March                125,000                   1,000              0.80

As a percentage of sales, rent expense was high in February and low in March. However, this does not indicate that control of this expense was more or less effective in either month. It simply reflects the changes in sales volume. In all three cases, the actual rent expense was 1,000.

## Long-Range Considerations

Despite the shortcomings of using percentages to evaluate fixed expense control within the business from month to month, they can be useful when making long-term comparisons or comparisons with industry averages. These averages normally express expenses as percentages of sales, regardless of whether they are fixed or variable.

For example, assume that a business found that its rent expense as a percentage of sales was 2% compared with an industry average of 1%. This differential would have to be offset by better than average performance in gross profit or other expense classifications if the business expects to realize net profit equal to its industry average. Perhaps the reason for the high percentage is due to an exorbitant rental expense, or it may be caused by inadequate sales. In either case, certain questions must be answered. These could include the following:

• Are we renting more space than we need?
• Is our space too expensive for our requirements?
• Could a less elaborate facility be located that would be adequate for our needs?
• Would a less costly location be sufficient?
• Is our space utilization inefficient?
• Will expected sales increases be handled without renting additional space? Will this bring our rent expense percentage in line with the industry?
• Can the terms of our lease be re-negotiated?

Similarly, when comparing long-term performance with prior periods, the use of fixed expense percentages can be helpful. For example, if you found that warehouse salaries jumped from 2% of sales to 4%, a number of important questions would be raised. These could include the following:

Are we now using too many warehouse personnel?

Are warehouse personnel less efficient?

Has ineffectiveness crept into the warehouse layout or operating procedure?

Are warehouse workers overpaid?

# A Flexible Budget

## A Flexible Budget

Any combination of these methods may be employed in the formation and allocation of your advertising budget. All of them – or simply one – may be needed to meet your advertising objectives. However you decide to plan your budget, it should be a flexible budget, capable of being adjusted to changes in the marketplace.

The duration of your planning and budgeting period depends upon the nature of your business. If you can use short budgeting periods, you’ll find that your advertising can be more flexible and that you can change tactics to meet immediate trends.

To ensure advertising flexibility, you should have a contingency fund to deal with special circumstances – such as the introduction of a new product, specials available in local media, or unexpected competitive situations.

Beware of your competitor’s activities at all times. Don’t blindly copy your competitors, but analyze how their actions may affect your business – and be prepared to act.

Getting Started

Your first budget will be the most difficult to develop – but it will be worth the effort.
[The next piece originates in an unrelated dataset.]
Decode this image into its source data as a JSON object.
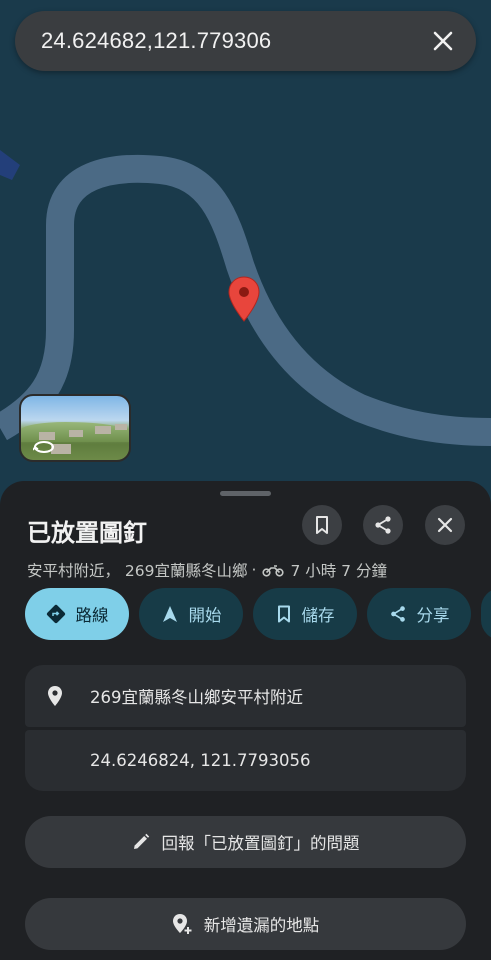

The budget will help you analyze the results of your advertising. By your next business year you’ll have a more factual basis for budgeting than you did before. Your plans will become more effective with each budget you develop.